In this context, CJEU has been asked to give a preliminary judgment (which becomes binding on all EU courts) on this national regulation and its possible infringement of the EU law. In replying, the Court recalls, as a general matter, that a restriction on a fundamental freedom may be permitted only if the national measure is in response to an imperative reason relating to the public interest, is capable of securing the attainment of the objective pursued and does not exceed what is necessary to attain that objective.
The European Court also considers that purely economic reasons relating to the promotion of the national economy or its proper functioning cannot serve as justification for an obstacle to one of the fundamental freedoms guaranteed by the treaties and that, although the member states are free to determine, in accordance with their national needs, the requirements of public policy and public security, those reasons must be interpreted strictly so that their scope cannot be determined unilaterally by each member state without the control of the institutions of the Union. Thus, public policy and public security may only be invoked in the event of a genuine and sufficiently serious threat affecting a fundamental interest of the company.

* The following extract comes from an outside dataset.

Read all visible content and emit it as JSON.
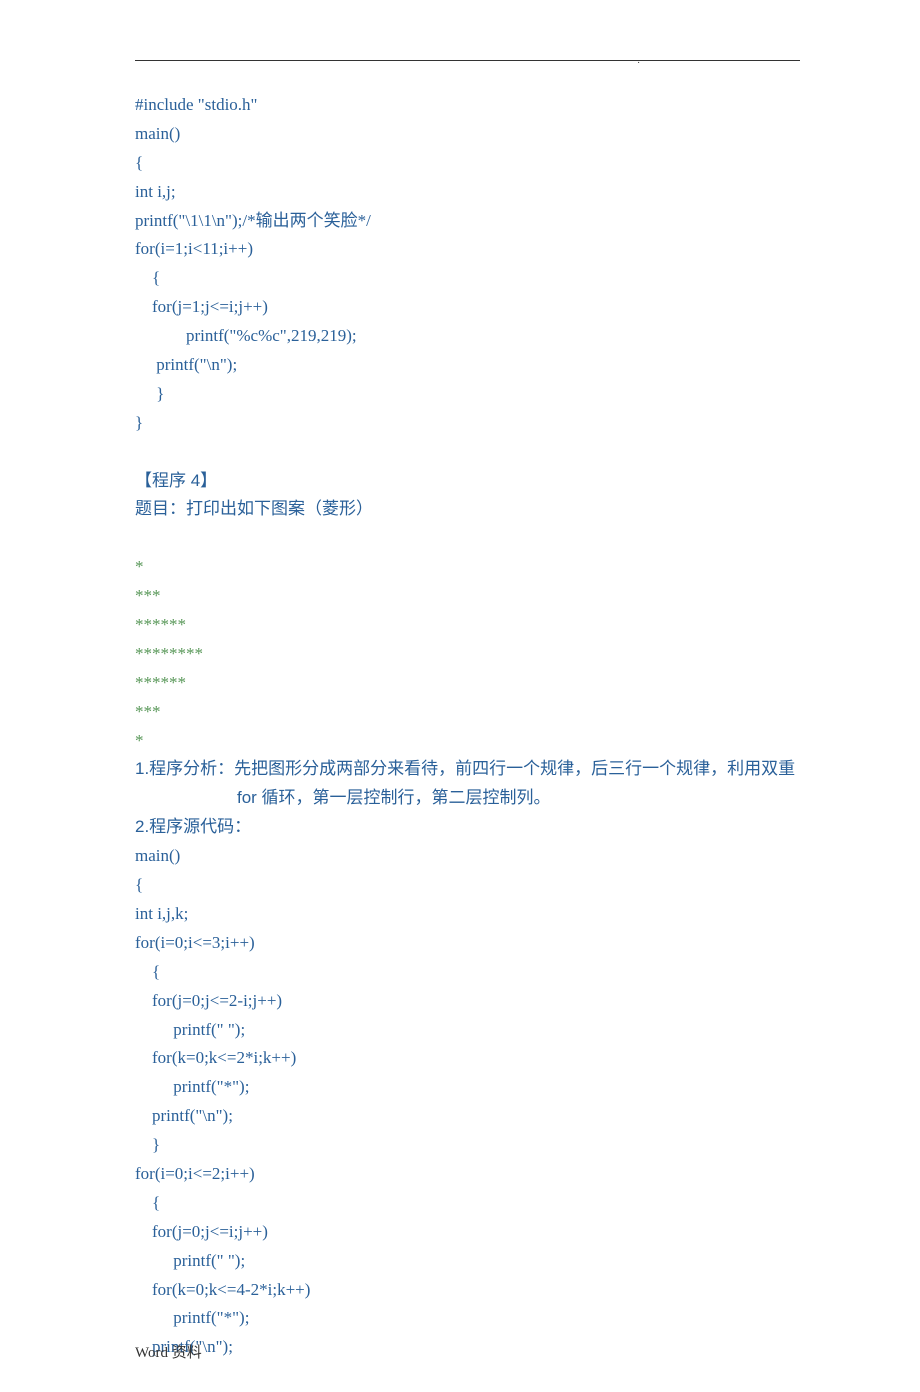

In particular, the Court had previously held that, in the case of enterprises carrying on activities and providing public services in the petroleum, telecommunications and energy sectors, the objective of ensuring security of supply of such products or the provision of such services, in the event of a crisis on the territory of the Member State concerned, may constitute a ground of public security and, thus, possibly justify a restriction on a fundamental freedom.

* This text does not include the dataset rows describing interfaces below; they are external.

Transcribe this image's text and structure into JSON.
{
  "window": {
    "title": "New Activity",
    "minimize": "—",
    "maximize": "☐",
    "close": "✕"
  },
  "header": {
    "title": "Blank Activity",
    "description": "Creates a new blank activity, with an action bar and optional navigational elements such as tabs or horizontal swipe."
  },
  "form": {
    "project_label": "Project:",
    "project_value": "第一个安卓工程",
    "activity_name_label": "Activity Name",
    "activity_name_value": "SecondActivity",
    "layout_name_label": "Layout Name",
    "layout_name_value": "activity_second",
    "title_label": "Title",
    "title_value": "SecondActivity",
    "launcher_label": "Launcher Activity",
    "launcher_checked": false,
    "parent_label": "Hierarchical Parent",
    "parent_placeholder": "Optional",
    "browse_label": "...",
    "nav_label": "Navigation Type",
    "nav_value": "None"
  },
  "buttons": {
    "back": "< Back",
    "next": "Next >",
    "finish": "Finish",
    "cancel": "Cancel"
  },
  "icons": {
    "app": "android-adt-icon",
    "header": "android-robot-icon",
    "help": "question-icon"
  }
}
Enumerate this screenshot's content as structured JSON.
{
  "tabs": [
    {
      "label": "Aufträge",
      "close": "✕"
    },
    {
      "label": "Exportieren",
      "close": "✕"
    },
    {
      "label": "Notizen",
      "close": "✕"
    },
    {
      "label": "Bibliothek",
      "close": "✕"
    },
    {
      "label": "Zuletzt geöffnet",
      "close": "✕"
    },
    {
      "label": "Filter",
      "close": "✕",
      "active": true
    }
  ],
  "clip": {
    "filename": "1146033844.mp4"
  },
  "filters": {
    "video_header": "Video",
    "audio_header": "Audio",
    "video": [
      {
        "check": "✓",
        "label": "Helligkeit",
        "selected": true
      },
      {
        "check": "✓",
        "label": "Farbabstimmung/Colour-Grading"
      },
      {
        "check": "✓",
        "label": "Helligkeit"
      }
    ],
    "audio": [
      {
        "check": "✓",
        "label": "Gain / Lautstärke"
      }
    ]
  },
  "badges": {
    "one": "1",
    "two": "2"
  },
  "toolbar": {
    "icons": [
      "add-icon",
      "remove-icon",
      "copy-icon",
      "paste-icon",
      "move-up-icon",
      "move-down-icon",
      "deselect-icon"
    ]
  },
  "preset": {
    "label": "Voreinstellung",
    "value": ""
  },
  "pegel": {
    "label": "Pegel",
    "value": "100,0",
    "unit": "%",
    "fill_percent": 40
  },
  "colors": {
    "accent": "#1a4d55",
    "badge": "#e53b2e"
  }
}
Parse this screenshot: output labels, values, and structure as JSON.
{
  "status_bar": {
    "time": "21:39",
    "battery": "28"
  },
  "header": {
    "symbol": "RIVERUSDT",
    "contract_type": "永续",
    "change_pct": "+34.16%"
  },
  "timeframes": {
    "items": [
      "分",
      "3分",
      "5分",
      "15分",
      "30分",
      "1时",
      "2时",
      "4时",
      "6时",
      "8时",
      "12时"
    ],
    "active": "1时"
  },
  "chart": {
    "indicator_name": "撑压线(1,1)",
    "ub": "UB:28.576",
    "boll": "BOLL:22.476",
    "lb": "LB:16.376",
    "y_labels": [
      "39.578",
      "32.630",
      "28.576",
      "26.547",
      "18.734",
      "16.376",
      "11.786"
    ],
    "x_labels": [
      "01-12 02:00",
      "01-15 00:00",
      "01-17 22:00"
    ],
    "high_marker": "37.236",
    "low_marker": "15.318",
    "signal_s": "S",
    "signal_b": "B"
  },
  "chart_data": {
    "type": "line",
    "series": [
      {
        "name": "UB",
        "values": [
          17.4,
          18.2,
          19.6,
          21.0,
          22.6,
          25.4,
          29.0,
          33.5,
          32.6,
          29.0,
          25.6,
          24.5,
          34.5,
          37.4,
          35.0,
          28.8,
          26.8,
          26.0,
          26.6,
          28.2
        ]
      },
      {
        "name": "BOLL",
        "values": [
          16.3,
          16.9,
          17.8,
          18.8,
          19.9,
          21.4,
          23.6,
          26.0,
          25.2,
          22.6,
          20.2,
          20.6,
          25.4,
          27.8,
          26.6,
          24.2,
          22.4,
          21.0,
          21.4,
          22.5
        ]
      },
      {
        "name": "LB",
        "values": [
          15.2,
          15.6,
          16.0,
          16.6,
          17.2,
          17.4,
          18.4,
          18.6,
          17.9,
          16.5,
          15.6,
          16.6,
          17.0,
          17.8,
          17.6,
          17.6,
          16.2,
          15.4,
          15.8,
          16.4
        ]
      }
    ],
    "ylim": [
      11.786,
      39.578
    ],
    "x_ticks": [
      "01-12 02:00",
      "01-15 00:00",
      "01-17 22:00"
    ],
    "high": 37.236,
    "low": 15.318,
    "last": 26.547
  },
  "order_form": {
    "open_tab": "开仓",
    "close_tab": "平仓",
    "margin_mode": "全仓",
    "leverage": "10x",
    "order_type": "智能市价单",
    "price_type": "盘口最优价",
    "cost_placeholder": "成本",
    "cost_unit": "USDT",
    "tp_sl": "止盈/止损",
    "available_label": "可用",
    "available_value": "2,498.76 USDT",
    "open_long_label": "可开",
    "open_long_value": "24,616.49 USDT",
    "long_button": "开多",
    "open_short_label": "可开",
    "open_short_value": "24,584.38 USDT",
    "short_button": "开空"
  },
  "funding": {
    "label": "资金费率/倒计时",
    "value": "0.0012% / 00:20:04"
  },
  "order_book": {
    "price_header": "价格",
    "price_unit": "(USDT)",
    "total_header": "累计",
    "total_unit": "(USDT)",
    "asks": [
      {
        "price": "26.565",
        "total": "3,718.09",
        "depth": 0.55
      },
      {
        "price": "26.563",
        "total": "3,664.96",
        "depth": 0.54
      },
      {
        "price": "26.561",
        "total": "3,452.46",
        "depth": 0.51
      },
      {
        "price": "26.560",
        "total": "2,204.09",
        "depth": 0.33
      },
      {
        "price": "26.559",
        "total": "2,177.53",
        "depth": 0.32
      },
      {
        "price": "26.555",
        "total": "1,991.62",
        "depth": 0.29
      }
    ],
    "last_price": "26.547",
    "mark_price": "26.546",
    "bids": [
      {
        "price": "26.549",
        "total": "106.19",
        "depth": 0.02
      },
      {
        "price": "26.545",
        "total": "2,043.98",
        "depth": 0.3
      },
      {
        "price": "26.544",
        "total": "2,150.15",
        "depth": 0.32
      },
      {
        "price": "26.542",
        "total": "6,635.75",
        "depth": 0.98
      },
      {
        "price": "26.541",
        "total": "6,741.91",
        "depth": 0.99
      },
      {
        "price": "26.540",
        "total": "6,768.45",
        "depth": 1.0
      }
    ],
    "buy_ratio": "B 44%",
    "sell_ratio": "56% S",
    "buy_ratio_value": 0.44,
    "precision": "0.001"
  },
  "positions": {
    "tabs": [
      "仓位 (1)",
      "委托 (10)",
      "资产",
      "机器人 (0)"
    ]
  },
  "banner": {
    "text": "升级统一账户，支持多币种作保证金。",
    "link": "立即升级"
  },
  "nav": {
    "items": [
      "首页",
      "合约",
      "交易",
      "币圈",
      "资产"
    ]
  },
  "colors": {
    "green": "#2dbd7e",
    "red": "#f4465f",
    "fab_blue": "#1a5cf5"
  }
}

In the present case, however, the Court concludes that the national measure infringes the European Union law and the provisions of the treaties because the objective invoked by the Hungarian State, in so far as it seeks to ensure security of supply for the construction sector, in particular at local level, in respect of certain basic raw materials, namely gravel, sand and clay, resulting from mining activities, does not fall within a “fundamental interest of the company”, like the objective of security of supply for the oil, telecommunications and energy sectors.